Something Fishy on the High Seas: International Regulation, State Capacity and Common Pool Resources
How State Capacity affects Overfishing within and beyond National Jurisdiction

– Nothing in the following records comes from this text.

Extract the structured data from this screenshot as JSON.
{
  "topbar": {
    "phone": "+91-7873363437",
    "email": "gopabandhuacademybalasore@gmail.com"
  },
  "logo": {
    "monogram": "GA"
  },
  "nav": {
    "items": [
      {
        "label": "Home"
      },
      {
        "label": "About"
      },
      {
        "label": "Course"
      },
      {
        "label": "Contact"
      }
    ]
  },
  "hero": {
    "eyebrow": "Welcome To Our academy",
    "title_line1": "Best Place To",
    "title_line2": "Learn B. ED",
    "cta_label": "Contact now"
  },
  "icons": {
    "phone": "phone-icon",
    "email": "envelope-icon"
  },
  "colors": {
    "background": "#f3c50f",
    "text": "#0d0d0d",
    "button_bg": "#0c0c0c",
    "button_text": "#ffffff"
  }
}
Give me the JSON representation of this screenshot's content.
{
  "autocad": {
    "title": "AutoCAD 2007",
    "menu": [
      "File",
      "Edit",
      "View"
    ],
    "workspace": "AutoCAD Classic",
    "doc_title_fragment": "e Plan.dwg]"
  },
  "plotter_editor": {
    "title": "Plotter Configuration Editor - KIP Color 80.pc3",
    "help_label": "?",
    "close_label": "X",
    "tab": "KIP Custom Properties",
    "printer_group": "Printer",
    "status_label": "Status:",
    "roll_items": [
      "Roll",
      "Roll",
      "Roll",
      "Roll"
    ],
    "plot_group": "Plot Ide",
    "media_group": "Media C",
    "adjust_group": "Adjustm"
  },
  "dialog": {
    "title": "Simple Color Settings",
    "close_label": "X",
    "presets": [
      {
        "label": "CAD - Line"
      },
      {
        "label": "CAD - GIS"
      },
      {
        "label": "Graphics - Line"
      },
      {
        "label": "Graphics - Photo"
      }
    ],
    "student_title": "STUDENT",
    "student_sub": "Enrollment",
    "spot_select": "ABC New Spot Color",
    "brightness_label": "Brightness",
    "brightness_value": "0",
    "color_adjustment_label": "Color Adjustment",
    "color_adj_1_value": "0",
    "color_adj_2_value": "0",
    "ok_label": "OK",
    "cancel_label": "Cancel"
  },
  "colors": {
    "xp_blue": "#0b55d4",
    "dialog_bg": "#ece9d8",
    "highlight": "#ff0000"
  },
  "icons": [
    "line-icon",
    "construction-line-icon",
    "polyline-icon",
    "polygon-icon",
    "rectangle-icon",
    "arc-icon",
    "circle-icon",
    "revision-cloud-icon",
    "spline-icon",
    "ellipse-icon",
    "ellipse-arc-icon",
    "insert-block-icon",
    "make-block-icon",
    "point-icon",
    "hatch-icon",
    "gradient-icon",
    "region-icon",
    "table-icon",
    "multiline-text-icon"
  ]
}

Overfishing is a large-scale collective action problem that poses real threats to the marine ecosystem, livelihoods, food security, and the world’s climate. Thus, understanding fishermen’s compliance with fisheries regulations is particularly valuable. How does state capacity affect overfishing within and beyond national jurisdiction? While previous research threats overfishing as a rather static matter and has strongly focused on the regulatory agencies’ capacity to monitor fishermen and enforce fisheries regulation under and beyond national jurisdiction, the transfer of earlier, under national jurisdiction, generated norms of compliance to areas beyond national jurisdiction has been overlooked. Furthermore, regulatory areas might vary in their appeal to fishermen, due to levels of state capacity, and the fishermen might shift their activities into areas with a lesser extent of monitoring and enforcement. By using a more dynamic framework, I argue that fishermen generate norms of compliance depending on the coastal or flag state’s level of state capacity, which are, transferred into regulatory areas beyond national jurisdiction. Moreover, areas with low capacities that allow for the exploitation of fisheries by external actors, are expected to show a greater extent of overfishing. Evidence from a cross-sectional and time-series cross-sectional analysis of 106 countries suggests that state capacity affects overfishing and that norms are transferred to areas beyond national jurisdiction. Furthermore, vessels of flag states with open registries engage more often in overfishing and fishermen comply to a greater extent with fisheries regulation in waters of democracies with high state capacity.